U.S. troops will start pulling out of Afghanistan this summer. This raises the basic question — is the Afghan military ready to take over and would it survive the departure of much of the U.S. military.
The plan is still to end the “combat mission,” whatever that means, in 2014, leaving behind trainers, advisers and other specialists. Afghan forces are ready to begin taking major responsibility for their country’s own security, U.S. officials say. Indeed, it would be disastrous for the Afghan army, police and air force should the U.S. stayed longer than currently planned.
“We would have denied the Afghan security forces, who’ve grown in capability, opportunities to further exercise that capability and to lead,” Adm. Mike Mullen, Joint Chiefs of Staff chairman, told Congress on June 23. Very noble-sounding, but how ready are Afghan forces, really? Snapshots of Afghan forces from the last two years depict troops capable of small-scale, short-duration, independent operations … in certain provinces.
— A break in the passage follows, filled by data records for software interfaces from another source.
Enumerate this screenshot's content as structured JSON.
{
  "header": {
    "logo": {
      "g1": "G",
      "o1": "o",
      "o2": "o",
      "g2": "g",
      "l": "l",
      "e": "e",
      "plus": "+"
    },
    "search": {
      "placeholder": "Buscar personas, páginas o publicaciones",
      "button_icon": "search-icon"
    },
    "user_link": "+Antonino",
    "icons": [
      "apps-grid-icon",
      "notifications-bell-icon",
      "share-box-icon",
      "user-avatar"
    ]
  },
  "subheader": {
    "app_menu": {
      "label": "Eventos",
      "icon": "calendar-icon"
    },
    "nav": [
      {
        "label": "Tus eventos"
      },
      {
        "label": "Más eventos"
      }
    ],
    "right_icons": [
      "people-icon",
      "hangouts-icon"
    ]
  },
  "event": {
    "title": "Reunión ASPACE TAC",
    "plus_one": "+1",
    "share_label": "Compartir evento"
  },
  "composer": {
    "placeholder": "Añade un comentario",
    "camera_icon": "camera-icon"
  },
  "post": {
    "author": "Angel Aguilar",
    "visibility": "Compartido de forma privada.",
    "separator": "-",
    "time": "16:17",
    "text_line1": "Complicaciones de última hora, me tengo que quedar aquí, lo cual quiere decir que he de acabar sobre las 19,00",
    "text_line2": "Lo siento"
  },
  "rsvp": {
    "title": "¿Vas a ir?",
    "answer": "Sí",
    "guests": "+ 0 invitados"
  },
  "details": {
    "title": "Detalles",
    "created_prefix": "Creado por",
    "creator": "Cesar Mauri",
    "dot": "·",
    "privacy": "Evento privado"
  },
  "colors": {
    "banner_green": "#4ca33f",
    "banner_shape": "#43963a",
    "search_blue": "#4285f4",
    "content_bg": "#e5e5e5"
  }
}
In other provinces, some of strategic importance, the Afghan army and air force are essentially absent. And across the board, the Afghan military is all but incapable of coordinating air and ground forces — a key strength of the U.S.-led NATO force. The same snapshots illustrate a growing force, which since 2009 has nearly doubled in size. Today there are nearly 300,000 Afghan security personnel on the U.S.-funded payroll — and that number is set to increase. Whether 300,000 is enough — and whether they are, in aggregate, ready — depends on definitions. Enough for what? And ready for what? If Washington expects Afghan forces to fully replace U.S. troops in every regard, it’s in for a big shock in some near-future fighting season, as basically-trained, minimally-equipped and ambivalently-led Afghan ground troops totally lacking in air support show the world what true Afghan-style security operations really look like.